- "Cisco looks to one-up Arista, Juniper with Nexus 3548". InformationWeek. 19 September 2012. Retrieved 10 April 2013.
- "Interop 2010 Show Winners". InformationWeek. 28 April 2010. Retrieved 22 July 2012.
- "Cisco buys Granite Systems". CNET News. 3 September 1996. Retrieved 16 October 2011.
- "Cisco's Brain Drain Continues". CNET News. 16 December 2003. Retrieved 16 October 2011.
- "Management Team". Retrieved 12 June 2014.
- "10 start-ups to watch in '09". Network World, Inc. 5 January 2009. Retrieved 16 October 2011.
Funding: Undisclosed amount from Bechtolsheim and David Cheriton
- "Arista Networks Names Jayshree Ullal President and CEO, Andreas Bechtolsheim CDO and Chairman" (Press release). Arista Networks. 23 October 2008. Retrieved 12 June 2014.
- "Arista Networks crushes IPO targets, soars after raising $226M". Silicon Valley Business Journal. 5 June 2014. Retrieved 25 September 2014.
- "Cisco Sues Arista, a Rival Run by Former Cisco Employees". Business Insider. 5 December 2014. Retrieved 8 December 2014.
- "Arista EOS : Key Features". Retrieved 12 June 2014.
EOS provides a single binary image across all Arista networking platforms
- "vEOS – Running EOS in a VM". Arista Networks. Retrieved 12 June 2014.
- "Using tcpdump for troubleshooting". 16 June 2011. Retrieved 12 June 2014.
Linux Fedora 12 as the foundation upon which the Arista EOS is built
- "The Joy of an Open Switch Operating System". 1 May 2011. Retrieved 8 November 2011.
Kill agents and watch them restart to see if EOS is as resilient as we say it is.
- "Extensible Modular Operating System". Retrieved 12 June 2014.
- "CloudVision™ – Topology Agnostic Management for Cloud Data Centers". Retrieved 12 June 2014.
- "CloudVision Multi-Switch CLI – Network Management over XMPP". 23 August 2011. Retrieved 16 October 2011.
- "Advanced Event Management (AEM)". Retrieved 12 June 2014.
- Donahue, Gary (24 October 2012). "Chapter 27: Event Monitor". Arista Warrior. O'Reilly Media. ISBN 978-1-4493-1453-8. Retrieved 2 February 2014.
- "eAPI: Learning the basics". Retrieved 2 February 2014.
- "Arista 7500 Series". Retrieved 12 June 2014.
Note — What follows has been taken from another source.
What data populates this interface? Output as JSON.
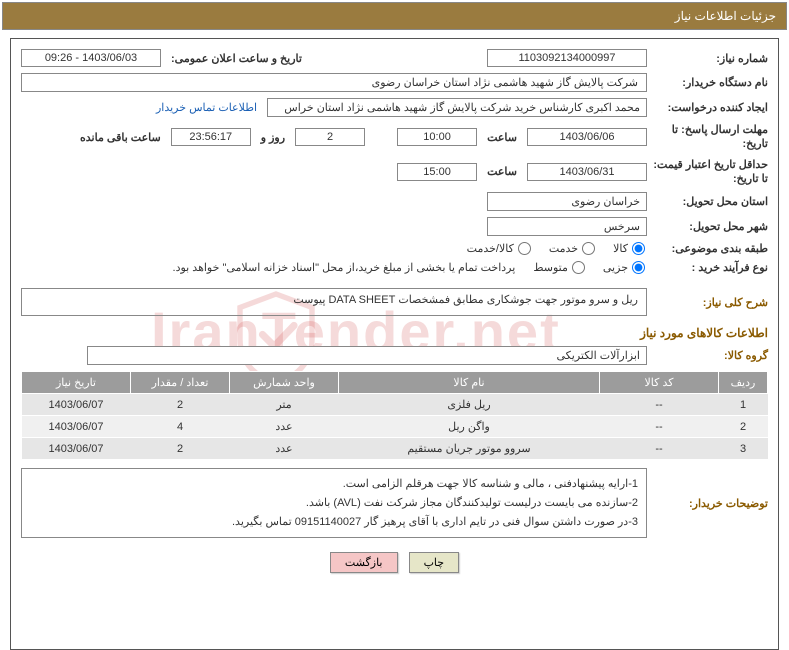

Line Rate 10GbE/40GbE/100GbE interfaces
- "Arista Introduces The Industry’s Fastest Data Center Switch" (Press release). Arista Networks. 1 May 2013. Retrieved 12 June 2014.
triple-speed 10/40/100G line card with integrated MXP (multi-speed-port) optics that can be software configured on a per port basis
- "Arista 7300 Technical Architecture". Retrieved 12 June 2014.
- "Arista 7200 Series". Retrieved 12 June 2014.
- "7124FX Application Switch". Retrieved 12 June 2014.
- "How Low Can You Go? Argon Design Reduces HFT Latency to 176ns, Close to the Theoretical Limit". Forex Magnates. 1 October 2013. Retrieved 27 October 2013.
- "7150 Series 1/10 GbE SFP Ultra-Low Latency Switch". Retrieved 12 June 2014.
- "Arista 7150S Series: Q&A" (PDF). Retrieved 12 June 2014.
a flexible programmable pipeline that enables new features like VXLAN to be rapidly released
- "Arista Networks Celebrates 1000 Customers Worldwide" (Press release). Arista Networks. 11 October 2011. Retrieved 12 June 2014.
- "Names You Need To Know: Arista Networks". Forbes. 5 February 2011. Retrieved 16 October 2011.
Lehman brothers its first customer
- "RBC Capital Markets bets on Solace and Arista". 14 December 2010. Retrieved 16 October 2011.
- "Gunning for an Elephant in Silicon Valley". Bloomberg. 19 October 2009. Retrieved 16 October 2011.
A third of its customers are big Wall Street firms looking for faster computing systems and speedier execution of trades.
- "Supported Features in EOS". Retrieved 12 June 2014.
- "Cisco's 'Jawbreaker' seen as response to competitive pressure". Network World, Inc. 10 March 2011. Retrieved 29 September 2012.
But basing any product on merchant silicon is a "huge departure" for Cisco
- "Merchant Silicon and Vendor Software – The Hype in 2012". EtherealMind / Greg Ferro. 6 January 2012. Retrieved 29 September 2012.
Even Cisco [...] has a Broadcom Trident chipset in their Cisco Nexus 3000 product
- "Arista Unveils Single-Tier Ethernet Switches". Network Computing. 4 November 2013. Retrieved 3 December 2013.
Arista calls the new devices "spline" switches, meaning they can be deployed in a single-tier network of up to 2,000 servers